* TASK INSTRUCTIONS *
Search through the entries for the word "this" and copy every line that has it.

* Entries from a dataset of interfaces *
━━━
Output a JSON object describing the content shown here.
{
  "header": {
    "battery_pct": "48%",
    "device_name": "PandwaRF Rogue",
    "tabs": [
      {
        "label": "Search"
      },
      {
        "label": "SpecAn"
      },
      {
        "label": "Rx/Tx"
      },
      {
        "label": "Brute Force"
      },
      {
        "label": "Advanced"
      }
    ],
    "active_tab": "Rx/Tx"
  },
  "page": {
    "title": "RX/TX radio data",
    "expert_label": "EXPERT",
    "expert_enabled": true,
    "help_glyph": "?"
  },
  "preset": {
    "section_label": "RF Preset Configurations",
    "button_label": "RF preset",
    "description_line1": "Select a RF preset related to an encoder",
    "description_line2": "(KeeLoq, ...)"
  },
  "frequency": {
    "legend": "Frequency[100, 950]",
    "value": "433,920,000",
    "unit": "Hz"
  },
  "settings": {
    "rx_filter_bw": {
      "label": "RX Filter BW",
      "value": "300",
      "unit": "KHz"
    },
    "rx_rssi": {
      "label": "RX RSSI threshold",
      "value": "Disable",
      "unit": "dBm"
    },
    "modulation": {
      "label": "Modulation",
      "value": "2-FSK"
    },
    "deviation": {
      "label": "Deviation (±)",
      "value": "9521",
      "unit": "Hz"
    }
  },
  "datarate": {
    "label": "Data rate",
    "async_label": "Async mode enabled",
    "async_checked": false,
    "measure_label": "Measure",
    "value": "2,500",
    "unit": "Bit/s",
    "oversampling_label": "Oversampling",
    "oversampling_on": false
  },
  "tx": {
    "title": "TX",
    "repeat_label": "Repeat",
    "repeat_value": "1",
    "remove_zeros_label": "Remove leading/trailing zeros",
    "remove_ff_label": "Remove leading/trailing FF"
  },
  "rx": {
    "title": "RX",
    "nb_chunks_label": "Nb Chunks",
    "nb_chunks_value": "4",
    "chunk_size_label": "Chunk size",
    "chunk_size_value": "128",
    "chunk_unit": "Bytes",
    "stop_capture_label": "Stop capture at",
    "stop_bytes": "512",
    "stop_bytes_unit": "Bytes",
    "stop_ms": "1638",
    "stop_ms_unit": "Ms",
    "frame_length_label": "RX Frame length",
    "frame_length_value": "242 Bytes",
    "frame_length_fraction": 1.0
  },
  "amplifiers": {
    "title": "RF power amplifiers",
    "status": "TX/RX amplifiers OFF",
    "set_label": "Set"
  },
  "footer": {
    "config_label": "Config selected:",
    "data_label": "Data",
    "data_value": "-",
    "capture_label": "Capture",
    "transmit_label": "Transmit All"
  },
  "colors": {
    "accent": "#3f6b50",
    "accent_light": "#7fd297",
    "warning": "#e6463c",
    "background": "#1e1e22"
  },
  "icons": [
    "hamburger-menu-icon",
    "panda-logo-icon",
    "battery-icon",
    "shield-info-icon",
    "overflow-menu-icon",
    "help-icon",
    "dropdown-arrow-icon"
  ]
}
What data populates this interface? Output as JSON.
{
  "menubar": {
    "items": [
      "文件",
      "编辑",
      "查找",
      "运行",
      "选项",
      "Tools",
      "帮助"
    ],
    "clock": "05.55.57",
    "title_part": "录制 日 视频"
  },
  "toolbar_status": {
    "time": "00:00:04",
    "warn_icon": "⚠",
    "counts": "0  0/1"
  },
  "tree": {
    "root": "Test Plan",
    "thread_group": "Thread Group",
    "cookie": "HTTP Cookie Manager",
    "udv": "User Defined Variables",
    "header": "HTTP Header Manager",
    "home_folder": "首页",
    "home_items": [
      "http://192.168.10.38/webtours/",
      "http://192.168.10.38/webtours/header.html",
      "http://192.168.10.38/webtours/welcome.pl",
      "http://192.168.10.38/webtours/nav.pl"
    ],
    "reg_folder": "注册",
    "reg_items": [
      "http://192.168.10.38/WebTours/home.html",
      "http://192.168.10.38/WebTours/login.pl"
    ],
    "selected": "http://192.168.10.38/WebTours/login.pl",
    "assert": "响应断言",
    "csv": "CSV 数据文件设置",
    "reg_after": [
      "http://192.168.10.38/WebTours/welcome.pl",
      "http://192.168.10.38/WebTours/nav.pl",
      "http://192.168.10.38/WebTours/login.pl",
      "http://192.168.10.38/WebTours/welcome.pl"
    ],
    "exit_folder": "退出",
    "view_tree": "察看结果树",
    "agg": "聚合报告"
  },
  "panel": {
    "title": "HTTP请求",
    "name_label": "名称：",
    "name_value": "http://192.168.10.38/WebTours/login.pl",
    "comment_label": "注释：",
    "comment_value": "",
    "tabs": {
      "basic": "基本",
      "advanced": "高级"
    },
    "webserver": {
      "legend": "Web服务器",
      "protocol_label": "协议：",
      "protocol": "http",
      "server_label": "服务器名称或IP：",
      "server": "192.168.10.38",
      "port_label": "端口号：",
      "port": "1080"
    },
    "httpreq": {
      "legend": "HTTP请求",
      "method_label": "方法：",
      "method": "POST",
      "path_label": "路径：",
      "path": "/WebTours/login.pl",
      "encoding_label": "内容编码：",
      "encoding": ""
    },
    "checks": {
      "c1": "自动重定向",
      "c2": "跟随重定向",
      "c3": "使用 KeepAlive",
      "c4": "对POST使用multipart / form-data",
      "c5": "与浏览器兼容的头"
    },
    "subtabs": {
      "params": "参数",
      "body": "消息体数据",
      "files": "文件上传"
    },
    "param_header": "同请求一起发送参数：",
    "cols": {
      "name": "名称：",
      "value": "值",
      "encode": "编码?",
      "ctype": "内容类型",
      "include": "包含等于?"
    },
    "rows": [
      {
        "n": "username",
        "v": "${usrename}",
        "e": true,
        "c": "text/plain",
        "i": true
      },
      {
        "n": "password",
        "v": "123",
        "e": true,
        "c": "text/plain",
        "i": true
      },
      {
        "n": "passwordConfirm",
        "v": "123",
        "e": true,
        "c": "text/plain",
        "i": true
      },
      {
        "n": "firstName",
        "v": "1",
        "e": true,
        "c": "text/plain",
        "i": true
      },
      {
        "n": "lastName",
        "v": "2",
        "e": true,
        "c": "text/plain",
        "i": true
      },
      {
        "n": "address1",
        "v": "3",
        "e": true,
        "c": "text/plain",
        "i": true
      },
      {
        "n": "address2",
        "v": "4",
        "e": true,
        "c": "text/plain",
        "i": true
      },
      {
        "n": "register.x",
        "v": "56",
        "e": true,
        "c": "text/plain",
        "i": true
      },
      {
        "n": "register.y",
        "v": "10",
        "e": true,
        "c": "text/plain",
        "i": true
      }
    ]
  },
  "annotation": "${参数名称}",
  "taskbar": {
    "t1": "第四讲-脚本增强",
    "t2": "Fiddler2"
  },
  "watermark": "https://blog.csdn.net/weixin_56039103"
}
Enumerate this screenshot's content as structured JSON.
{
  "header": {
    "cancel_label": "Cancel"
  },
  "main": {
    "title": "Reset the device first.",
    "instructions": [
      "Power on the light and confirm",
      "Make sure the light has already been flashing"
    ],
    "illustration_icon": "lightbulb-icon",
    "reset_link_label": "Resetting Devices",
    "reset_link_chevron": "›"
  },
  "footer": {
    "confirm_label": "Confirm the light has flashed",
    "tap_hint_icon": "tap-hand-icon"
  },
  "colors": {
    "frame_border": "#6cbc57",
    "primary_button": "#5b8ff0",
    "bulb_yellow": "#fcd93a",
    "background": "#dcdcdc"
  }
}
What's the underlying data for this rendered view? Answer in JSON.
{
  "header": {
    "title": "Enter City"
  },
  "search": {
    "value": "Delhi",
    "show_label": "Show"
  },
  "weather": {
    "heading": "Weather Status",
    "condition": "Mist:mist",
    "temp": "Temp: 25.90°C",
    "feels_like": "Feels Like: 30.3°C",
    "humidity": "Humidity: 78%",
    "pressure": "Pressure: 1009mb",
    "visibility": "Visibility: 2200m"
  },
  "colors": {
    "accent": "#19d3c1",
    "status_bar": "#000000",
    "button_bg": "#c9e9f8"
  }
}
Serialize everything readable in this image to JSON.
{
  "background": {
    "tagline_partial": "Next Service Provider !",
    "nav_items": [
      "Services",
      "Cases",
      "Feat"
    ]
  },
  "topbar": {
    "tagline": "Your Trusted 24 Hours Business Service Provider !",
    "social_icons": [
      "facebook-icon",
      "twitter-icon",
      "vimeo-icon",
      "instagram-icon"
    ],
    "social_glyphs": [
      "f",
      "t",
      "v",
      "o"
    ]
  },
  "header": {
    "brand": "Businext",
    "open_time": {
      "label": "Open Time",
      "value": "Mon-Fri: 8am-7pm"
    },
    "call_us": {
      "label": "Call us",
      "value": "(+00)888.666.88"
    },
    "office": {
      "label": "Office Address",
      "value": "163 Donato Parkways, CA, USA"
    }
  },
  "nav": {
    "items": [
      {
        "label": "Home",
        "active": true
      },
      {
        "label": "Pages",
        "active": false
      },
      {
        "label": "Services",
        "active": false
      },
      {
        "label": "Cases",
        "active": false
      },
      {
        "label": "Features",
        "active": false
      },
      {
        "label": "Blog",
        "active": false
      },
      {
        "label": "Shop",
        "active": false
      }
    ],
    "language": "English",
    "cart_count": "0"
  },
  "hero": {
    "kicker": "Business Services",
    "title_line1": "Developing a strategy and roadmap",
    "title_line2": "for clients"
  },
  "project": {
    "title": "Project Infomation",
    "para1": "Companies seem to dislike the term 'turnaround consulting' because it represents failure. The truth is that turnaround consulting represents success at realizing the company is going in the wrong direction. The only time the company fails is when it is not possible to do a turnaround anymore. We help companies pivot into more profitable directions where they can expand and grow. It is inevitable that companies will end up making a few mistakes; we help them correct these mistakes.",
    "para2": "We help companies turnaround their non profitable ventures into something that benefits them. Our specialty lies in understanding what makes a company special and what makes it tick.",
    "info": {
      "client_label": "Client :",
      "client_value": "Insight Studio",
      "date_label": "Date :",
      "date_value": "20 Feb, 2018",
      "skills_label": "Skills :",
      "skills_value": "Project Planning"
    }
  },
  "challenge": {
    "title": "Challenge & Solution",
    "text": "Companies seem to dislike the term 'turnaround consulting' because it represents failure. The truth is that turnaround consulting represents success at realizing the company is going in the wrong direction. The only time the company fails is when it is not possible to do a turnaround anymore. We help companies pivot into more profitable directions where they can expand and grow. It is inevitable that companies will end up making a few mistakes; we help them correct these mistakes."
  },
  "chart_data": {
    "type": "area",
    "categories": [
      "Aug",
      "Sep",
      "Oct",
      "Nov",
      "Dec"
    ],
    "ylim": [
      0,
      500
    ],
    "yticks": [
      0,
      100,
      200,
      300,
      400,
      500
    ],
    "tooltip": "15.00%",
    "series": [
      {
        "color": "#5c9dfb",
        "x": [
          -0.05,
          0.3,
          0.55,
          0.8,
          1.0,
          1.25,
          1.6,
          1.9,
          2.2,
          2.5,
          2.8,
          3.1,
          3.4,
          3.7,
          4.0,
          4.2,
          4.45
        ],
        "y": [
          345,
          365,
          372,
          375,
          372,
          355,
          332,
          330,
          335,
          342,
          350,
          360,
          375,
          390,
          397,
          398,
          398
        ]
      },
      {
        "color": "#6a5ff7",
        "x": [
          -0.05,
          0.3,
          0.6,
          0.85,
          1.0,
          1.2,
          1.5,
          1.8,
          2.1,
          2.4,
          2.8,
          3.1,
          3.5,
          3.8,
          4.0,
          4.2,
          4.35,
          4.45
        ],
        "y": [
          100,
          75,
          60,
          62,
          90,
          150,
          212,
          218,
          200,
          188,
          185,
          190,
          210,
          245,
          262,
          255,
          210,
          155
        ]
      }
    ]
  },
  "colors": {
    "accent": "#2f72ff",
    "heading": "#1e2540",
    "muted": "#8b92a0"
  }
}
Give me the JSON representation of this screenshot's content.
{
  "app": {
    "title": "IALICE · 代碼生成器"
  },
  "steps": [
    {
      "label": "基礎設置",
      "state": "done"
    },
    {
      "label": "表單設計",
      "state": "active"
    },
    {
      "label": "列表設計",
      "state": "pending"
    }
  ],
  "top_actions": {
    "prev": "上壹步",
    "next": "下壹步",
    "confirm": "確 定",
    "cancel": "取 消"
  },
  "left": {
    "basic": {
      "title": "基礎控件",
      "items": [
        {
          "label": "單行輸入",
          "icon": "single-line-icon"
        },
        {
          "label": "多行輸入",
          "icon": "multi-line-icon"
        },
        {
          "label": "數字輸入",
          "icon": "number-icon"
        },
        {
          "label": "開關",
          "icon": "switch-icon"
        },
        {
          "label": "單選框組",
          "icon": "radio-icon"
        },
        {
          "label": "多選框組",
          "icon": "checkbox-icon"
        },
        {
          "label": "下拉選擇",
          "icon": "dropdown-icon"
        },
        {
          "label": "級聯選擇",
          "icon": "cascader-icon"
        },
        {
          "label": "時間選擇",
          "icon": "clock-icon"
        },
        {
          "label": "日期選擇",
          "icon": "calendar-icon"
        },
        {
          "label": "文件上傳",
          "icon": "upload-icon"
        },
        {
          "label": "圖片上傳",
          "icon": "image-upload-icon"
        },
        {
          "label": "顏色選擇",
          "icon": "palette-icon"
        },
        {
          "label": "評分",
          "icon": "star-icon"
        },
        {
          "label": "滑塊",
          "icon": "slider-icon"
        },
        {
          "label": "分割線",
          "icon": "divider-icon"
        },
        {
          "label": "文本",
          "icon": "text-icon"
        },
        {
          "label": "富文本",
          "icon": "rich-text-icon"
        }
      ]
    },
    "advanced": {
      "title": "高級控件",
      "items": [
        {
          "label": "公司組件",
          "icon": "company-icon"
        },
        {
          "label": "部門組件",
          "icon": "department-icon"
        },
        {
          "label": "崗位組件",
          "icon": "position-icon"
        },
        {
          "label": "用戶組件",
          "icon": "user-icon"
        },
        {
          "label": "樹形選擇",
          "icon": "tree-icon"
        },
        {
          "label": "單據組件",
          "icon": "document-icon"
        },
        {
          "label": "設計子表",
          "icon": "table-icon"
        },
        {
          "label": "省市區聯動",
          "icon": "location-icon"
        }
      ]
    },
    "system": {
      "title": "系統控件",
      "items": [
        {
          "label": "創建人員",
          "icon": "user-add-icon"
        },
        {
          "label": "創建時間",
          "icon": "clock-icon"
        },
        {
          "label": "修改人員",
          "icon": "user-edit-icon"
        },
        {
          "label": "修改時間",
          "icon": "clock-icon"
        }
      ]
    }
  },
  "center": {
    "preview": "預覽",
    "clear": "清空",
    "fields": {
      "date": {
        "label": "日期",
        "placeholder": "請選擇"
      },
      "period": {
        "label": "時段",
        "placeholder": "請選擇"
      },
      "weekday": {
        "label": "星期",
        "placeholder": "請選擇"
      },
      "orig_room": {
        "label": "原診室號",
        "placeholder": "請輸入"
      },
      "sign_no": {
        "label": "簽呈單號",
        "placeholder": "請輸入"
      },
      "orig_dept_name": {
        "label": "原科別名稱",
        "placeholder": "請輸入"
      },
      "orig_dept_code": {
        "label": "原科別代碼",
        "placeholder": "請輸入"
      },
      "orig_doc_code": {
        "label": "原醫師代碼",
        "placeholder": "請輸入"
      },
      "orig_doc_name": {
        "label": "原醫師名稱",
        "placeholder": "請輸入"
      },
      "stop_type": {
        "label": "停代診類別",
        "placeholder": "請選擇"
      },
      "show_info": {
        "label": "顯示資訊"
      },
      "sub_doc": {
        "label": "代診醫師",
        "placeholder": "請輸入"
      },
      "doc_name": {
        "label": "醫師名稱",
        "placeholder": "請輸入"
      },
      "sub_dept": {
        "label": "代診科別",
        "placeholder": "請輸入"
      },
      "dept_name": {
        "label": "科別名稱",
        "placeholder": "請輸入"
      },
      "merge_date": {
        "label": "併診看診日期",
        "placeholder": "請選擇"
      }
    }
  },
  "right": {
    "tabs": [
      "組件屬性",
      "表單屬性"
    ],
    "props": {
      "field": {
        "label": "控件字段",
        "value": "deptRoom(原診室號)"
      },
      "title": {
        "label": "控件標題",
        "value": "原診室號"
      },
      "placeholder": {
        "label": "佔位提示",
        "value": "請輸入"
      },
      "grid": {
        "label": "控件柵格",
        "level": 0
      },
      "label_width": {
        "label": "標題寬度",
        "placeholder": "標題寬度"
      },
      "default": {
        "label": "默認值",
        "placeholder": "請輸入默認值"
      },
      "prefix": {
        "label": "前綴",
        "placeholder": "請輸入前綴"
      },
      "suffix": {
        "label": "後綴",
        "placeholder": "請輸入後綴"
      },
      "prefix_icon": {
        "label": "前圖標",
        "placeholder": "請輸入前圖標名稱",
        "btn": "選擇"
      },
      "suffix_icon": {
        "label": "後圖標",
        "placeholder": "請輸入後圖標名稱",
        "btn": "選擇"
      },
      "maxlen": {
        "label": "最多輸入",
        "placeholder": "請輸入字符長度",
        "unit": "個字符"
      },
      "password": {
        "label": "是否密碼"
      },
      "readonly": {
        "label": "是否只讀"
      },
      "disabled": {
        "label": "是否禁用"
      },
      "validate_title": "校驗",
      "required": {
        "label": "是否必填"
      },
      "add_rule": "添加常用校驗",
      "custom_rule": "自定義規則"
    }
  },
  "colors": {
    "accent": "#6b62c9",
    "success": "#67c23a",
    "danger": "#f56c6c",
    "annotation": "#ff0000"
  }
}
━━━
* REPLY *
What data populates this interface? Output as JSON.
Enumerate this screenshot's content as structured JSON.
What's the underlying data for this rendered view? Answer in JSON.
Serialize everything readable in this image to JSON.
Give me the JSON representation of this screenshot's content.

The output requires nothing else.